            all that summer?—made a backdoor


in the labyrinth of this declaration open into an exclamation.

            Where faith means to leap

            without finesse.  Where to eat

            means the taste of body,


a tongue of  blood.  Where to enter is to go all the way in. 


*             *             *


At Bread Loaf the faith of the Fathers left them only one 

            recourse which, students of piety, 

            they took: the profane joy of company.                     

            While we gossiped they unseated


from their ancient vows the benedictive stuff that leaves

            in human imbibers its sulfites,

            esters, cream of tartar, tannin

            (oxidized) and unconverted sugar,


elevating their triglycerides but leaving the transsubtantial

            untrespassed.  And this is where,

            as you’ve learned, we can hear

            the gears of Reformation grinding

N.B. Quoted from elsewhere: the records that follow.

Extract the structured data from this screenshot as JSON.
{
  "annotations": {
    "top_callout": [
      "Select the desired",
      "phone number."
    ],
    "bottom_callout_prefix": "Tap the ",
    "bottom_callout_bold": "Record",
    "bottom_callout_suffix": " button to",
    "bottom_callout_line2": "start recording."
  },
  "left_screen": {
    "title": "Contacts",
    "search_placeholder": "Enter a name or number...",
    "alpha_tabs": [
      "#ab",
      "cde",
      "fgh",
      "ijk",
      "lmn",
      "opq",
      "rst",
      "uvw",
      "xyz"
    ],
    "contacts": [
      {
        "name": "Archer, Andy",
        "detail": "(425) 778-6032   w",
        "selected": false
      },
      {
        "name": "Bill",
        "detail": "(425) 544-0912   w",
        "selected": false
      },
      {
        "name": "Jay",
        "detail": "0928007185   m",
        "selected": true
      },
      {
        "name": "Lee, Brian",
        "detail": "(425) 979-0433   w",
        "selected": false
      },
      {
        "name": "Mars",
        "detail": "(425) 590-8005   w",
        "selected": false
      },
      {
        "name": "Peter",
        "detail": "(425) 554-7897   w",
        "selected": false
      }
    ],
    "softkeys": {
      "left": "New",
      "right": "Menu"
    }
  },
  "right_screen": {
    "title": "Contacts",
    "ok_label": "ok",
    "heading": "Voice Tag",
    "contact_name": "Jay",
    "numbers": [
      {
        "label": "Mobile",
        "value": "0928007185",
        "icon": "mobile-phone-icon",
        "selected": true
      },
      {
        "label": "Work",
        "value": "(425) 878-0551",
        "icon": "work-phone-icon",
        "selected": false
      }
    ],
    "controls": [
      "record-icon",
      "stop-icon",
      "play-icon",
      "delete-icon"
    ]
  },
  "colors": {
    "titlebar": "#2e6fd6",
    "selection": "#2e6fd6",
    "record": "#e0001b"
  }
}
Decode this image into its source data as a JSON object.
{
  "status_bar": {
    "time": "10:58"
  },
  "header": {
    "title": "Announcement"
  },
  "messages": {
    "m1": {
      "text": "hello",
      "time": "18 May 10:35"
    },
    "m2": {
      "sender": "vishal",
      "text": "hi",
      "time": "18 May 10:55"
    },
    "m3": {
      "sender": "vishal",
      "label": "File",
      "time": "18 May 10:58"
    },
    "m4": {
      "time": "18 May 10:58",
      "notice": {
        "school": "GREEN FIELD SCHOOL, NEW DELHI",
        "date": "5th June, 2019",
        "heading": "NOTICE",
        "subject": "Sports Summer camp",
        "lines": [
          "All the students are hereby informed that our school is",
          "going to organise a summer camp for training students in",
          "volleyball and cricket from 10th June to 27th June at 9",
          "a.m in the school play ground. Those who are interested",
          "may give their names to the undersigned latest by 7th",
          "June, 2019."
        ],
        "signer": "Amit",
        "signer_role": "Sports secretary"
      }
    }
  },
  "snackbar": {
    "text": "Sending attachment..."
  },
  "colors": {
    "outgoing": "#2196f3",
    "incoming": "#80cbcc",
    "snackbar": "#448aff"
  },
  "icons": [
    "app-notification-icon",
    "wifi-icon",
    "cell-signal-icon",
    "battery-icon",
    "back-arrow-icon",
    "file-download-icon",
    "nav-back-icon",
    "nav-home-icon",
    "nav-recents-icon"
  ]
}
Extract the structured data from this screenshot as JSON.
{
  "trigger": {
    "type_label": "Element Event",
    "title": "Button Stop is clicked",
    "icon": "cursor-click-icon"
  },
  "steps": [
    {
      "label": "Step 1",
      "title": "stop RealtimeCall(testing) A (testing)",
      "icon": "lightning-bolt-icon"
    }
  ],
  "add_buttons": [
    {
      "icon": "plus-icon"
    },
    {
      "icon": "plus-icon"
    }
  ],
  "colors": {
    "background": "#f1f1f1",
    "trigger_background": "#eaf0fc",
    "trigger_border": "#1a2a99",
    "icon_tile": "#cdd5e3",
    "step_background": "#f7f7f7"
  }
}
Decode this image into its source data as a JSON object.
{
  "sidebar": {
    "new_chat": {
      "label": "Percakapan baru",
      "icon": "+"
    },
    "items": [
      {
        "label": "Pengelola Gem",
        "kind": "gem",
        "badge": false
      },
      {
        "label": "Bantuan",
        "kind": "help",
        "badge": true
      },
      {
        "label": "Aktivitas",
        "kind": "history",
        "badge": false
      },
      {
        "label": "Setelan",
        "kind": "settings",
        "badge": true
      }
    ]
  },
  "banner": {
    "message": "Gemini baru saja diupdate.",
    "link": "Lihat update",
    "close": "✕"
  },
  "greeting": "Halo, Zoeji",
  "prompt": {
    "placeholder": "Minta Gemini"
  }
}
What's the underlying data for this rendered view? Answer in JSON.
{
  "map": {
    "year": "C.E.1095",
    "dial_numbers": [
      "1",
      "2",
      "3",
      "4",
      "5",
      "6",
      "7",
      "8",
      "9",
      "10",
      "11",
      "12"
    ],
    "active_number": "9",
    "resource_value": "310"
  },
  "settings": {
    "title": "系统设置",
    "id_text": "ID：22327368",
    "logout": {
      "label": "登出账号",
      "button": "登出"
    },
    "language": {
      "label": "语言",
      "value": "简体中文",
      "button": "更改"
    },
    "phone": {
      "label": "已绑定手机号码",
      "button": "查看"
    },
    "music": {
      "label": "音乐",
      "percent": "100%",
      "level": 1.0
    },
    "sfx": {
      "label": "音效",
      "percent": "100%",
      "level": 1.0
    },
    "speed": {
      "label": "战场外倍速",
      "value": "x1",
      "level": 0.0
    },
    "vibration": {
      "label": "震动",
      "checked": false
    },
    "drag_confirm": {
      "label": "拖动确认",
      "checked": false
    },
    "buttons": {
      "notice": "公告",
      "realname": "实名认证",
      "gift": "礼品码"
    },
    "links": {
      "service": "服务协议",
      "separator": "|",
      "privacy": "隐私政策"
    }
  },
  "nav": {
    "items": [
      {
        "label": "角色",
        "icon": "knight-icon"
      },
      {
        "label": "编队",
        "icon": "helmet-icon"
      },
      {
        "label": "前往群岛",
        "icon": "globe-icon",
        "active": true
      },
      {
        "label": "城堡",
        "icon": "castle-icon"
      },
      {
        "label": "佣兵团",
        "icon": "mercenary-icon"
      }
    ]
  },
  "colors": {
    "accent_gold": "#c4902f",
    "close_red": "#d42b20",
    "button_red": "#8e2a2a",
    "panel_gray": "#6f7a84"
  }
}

the magic of human sacrifice into the efficacy of prayer,

            which is internal and voluntary,

            converting flagellated desire 

            into situational ethics.


Take my son, for instance, who is fretting out, one room

            away, Bach’s first suite for 

            cello, following Pablo first,

            then Yo-Yo, two tapes,


and fighting the beginner’s wish to keep the left hand in

first position, even as the long

line longs for a bow-work

            so intricate in the right… .


And now I think I may have been mistaken this whole while.

            (Note here the valedictorian’s

            backdoor miracle: confession.)

            I may have made too much


of what was, like providence itself, merely a local adjustment

            for historical accident.

            Nor am I sure that Father

            Sid wasn’t really Brother Dan


or some Paul or other from Sioux Falls.  Nor can I recall

            (my worst failing here)

            the name of my best friend

            from that summer, a noviate


who retreated that very weekend to a hotel in Montpelier

            to decide whether, then how,

            to get laid.  Some years later,

            I learned, on the Lincoln corner


of the lane which joins the Turl and Camera, he used a paving

            stone against his own skull

            after the woman he’d left

            the Order for sent him her


four-line Dear-John letter, written both in blood and Latin.

            He ingested old Father Hopkins

            (of course), gorged himself on Joyce,

            and was drinking hard


to dodge the draft (first on, then to spite, the wings of the church).

            And so we lost touch.  (I’ve 

            lost even his name.)  Why 

            did I believe he had died? 


When did I start seeing him, as today, seated there among you?








Kurt Heinzelman MA ‘72 is a scholar, poet, translator, and editor; he is a professor of English at the University of Texas—Austin.